James Clay Fuller

Things We're Not Supposed to Say

Thursday, January 14, 2010

Teaching how not to think

The biggest laugh of my week came from the front page of the New York Times Sunday (1/10) business section.

No kidding.

At the bottom of the page was the beginning of a rather long story about how some business schools are beginning to change their curricula to incorporate – prepare yourself for this – lessons in critical thinking!

Times writer Lane Wallace began with a breathless description of how a decade ago Roger Martin, then the new dean of Rotman School of Management at the University of Toronto, had a “Eureka moment” when he realized that the highly successful principal of a local elementary school and a hotshot lawyer tied to investment banking used essentially the same thought process in their jobs.

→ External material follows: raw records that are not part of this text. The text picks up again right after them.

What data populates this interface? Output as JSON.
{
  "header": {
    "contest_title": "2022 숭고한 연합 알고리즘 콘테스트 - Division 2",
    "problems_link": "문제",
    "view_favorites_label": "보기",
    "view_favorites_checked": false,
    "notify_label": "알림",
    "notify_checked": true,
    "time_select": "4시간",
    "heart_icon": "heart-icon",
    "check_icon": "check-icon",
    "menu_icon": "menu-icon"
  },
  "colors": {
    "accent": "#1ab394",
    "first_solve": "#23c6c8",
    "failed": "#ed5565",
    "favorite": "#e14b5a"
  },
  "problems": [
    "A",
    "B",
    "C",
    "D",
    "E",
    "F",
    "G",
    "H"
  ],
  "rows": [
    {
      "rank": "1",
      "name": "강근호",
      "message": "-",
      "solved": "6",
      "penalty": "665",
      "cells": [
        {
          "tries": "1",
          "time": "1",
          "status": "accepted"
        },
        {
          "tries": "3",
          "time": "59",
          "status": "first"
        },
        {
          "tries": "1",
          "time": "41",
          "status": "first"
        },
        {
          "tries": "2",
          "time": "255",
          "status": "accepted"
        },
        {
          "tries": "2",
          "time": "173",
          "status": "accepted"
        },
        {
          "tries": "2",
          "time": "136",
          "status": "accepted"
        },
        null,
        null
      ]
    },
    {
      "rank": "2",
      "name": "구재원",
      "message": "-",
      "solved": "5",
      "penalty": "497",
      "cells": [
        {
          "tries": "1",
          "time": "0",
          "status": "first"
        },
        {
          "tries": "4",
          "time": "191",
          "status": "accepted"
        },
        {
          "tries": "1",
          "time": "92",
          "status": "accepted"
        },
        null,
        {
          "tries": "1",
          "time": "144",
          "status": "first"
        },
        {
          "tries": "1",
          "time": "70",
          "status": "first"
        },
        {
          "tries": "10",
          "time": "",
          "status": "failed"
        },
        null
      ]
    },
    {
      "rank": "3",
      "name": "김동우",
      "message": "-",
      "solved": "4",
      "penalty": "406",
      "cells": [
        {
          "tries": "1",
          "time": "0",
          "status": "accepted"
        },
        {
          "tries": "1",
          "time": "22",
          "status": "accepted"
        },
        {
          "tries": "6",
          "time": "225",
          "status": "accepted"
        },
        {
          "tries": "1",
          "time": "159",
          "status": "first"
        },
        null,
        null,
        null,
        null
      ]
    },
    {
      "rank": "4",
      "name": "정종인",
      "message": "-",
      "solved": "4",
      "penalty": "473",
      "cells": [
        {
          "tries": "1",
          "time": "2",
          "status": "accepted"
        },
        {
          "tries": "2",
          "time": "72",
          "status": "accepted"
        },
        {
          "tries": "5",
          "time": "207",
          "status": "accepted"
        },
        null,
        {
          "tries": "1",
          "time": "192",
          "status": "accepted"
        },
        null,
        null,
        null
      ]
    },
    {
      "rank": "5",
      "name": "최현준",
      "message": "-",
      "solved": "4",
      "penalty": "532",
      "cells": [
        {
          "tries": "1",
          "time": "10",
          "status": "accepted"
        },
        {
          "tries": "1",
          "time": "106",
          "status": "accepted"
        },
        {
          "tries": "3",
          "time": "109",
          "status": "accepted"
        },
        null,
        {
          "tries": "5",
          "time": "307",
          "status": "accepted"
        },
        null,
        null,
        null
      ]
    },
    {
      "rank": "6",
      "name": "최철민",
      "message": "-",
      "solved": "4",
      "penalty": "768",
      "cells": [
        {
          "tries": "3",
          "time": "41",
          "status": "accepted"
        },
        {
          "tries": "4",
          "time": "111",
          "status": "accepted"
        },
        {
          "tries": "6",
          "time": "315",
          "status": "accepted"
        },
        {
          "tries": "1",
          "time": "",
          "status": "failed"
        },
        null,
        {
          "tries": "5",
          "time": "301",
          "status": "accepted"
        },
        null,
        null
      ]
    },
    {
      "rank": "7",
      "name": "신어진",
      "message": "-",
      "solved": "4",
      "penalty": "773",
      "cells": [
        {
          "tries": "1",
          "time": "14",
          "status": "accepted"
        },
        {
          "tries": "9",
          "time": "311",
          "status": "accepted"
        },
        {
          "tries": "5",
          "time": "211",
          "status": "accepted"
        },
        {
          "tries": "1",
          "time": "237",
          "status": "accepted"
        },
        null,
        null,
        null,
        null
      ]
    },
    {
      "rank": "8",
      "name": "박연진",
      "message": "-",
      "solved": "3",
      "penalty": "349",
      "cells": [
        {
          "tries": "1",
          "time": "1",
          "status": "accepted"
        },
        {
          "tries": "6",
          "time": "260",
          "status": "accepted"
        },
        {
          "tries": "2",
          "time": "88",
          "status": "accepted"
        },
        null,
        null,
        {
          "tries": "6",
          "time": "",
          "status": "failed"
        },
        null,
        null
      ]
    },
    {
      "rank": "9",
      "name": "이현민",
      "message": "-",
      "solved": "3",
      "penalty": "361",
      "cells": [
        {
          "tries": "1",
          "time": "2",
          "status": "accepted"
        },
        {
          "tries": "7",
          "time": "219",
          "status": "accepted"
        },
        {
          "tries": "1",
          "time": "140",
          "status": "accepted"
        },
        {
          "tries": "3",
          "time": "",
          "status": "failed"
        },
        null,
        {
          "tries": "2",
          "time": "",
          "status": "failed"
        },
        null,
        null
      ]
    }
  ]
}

They both “thrived by thinking through clashing priorities and potential options, rather than hewing to any pre-planned strategy,” Wallace gushed.

The great moment led Martin to a conclusion that was, at the time, a revolutionary concept in the world of educating the world's future corporate leaders.

That conclusion, getting serious broader attention only since the dumbest guys in the room (my phrasing, not the admiring Mr. Wallace's) brought us to the brink of economic collapse, is “a feeling that people need to sharpen their thinking skills, whether it's questioning assumptions or looking at problems from multiple points of view,” in the words of David A. Garvin, a Harvard Business School professor who co-wrote a book on “Rethinking the M.B.A.: Business Education at a Crossroads.”

So help me, I'm not making this up. You can find it in the gray pages of the mighty New York Times.

The article went on to say that some business educators are seriously considering that elements of a liberal arts education might be good for their students – notably the parts of such an education that lead people to think about the situations with which they are faced and consider a variety of possibilities for explaining and dealing with those situations. Why, it is suggested, one might even question the usual, clear corporate roadmap for dealing with every and any question.


A few of the educators are even talking about “understanding cultural contexts,” said reporter Wallace. Well, that is, the folks at Stanford's graduate business school are talking about that. Some.

A bit more than half way through his report, however, Wallace admitted that such thoughts “are far from universal” among business educators. The sturdy people at the University of Chicago, for example, ain't havin' any of that there touchy-feely stuff; they're sticking to the straight and narrow: crunch the numbers and act according to corporate guidelines and never mind about putting things in context and examining potentially different ways of acting.

Wallace then quoted a couple of sources who suggested that no more than 25 percent of accredited business schools actually are considering different ways of looking at business, themselves and the world. And from further descriptions, it appears that there's something of a hitch in the thinking of those in the minority of schools actually making or proposing some changes.

The writer of the article didn't describe it as a hitch, however. I do. And it is this: Rather than actually trying to increase the critical thinking skills of their students, the schools “open to change” are trying to devise a new formula to replace the present ones. They call it “design thinking” and they've begun classes in it.

It's hysterical. You gotta laugh. No other way to avoid crying.

Beginning more than 35 years ago, while I was a full-time business and economics writer, dealing daily with the top levels of American corporate management and often with the supposedly great thinkers among America's economists, I began to complain to my colleagues about the terrible intellectual rigidity and lack of moral base I regularly encountered among the growing number of corporate leaders who held advanced business degrees.

It wasn't long before I started predicting that MBA programs – beginning with that of Harvard, the model for all the others in this country – would bring this country and it's economy to ruin or to a new form of corporate-led facism, or both.

My colleagues responded that while they also saw problems brewing, I was exaggerating the dangers. They didn't see what I thought I saw: a major cultural shift toward absolute amorality in business.

That shift should now be apparent to everyone. Don't try to hold your breath until the corporate world begins to move back toward some level of ethical behavior.